Faeces could soon be used to power a future generation of mobile phones, scientists claim. Researchers have discovered a natural process that occurs within the bacteria found in poo, that could help improve ‘bio batteries’. It is hoped the discovery could produce energy for portable technology, such as smartphones, mobiles, tablets and laptops. The study from the University of East Anglia (UEA) in Norwich focused on how electrons cross bacterial proteins. Both human and animal waste contains bacteria, which ‘breathe’ minerals of iron - much like we breathe oxygen. An electrical charge is released as a side effect during this ‘breathing’ process. The charge is released from the cell, similar to the neutral wire in a household plug, and can then be harnessed. The scientists looked at proteins called ‘multi-haem cytochromes’ that are contained in a species of bacteria called Shewanella, found in faeces. Lead researcher Professor Julea Butt, from the university’s schools of chemistry and biological sciences, said: ‘These bacteria can generate electricity in the right environment.
‘This is an exciting advance in our understanding of how some bacterial species move electrons from the inside to the outside of a cell and helps us understand their behaviour as robust electron transfer modules. ‘We hope that understanding how this natural process works will inspire the design of bespoke proteins which will underpin microbial fuel cells for sustainable energy production.’ Researchers from University College London and the Pacific Northwest National Laboratory in Richland, Washington, were also involved in the study. In July last year, scientists at the Bristol Robotics Laboratory claimed to have developed the world’s first urine-powered smartphone.
They created a way of using urine as a power source to generate electricity. While many people might turn their noses up at the energy source, the researchers said that it is the ‘ultimate waste product’ and does not rely on the erratic nature of the wind or the sun.
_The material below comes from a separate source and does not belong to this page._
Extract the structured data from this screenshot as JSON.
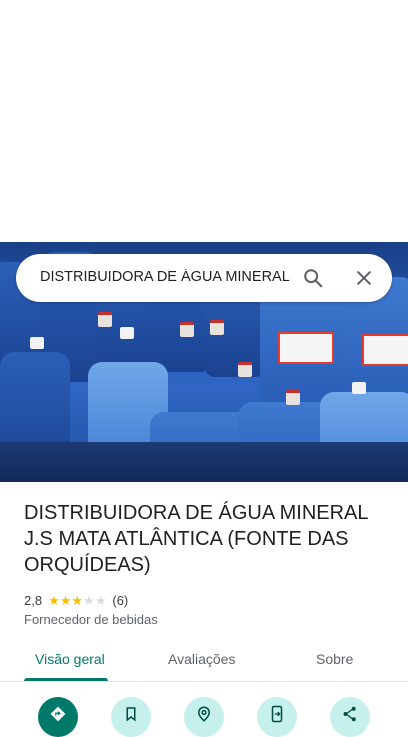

Dr Ioannis Ieropoulos, an expert at harnessing power from unusual sources using microbial fuel cells at the University of West England, Bristol, which was also involved in the research, said: ‘No-one has harnessed power from urine so it’s an exciting discovery. ‘Using the ultimate waste product as a source of power to produce electricity is about as eco as it gets. ‘One product that we can be sure of an unending supply is our own urine. ‘By harnessing this power as urine passes through a cascade of MFCs, we have managed to charge a Samsung mobile phone. Microbial fuel cells, or MFCs, are energy converters that turn organic matter directly into electricity by utilising the metabolism of live micro-organisms. He explained that at the time, the microbial fuel power stack they developed generated enough power to enable text messaging, web browsing and a short phone call.
Dr Ieropoulos said: ‘The concept has been tested and it works - it’s now for us to develop and refine the process so that we can develop MFCs to fully charge a battery. ‘Essentially, the electricity is a by-product of the microbes’ natural life cycle, so the more they eat things like urine, the more energy they generate and for longer periods of time.’ The electricity output of MFCs is relatively small and the researchers are currently only been able to store and accumulate low levels of energy into capacitors for short charge and discharge cycles. However they claim that this is the first time that scientists have been able to directly charge the battery of a device such as a mobile phone and it should be seen as a significant breakthrough.
HOW DO BACTERIA BREATHE?
Many micro-organisms can, unlike humans, survive without oxygen. Some bacteria survive by ‘breathing rocks’ instead - especially minerals of iron. They derive their energy from the combustion of fuel molecules that have been taken into the cell’s interior. A side product of this reaction is a flow of electricity that can be directed across the bacterial outer membrane and delivered to rocks in the natural environment - or to graphite electrodes in fuel cells. This means that the bacteria can release electrical charge from inside the cell into the mineral, much like the neutral wire in a household plug. Professor Julia Butt explained: ‘Proteins conduct electricity by positioning metal centres – known as haems - to act in a similar way to stepping stones by allowing electrons to hop through an otherwise electrically insulating structure. ‘This research shows that these centres should be considered as discs that the electrons hop across.’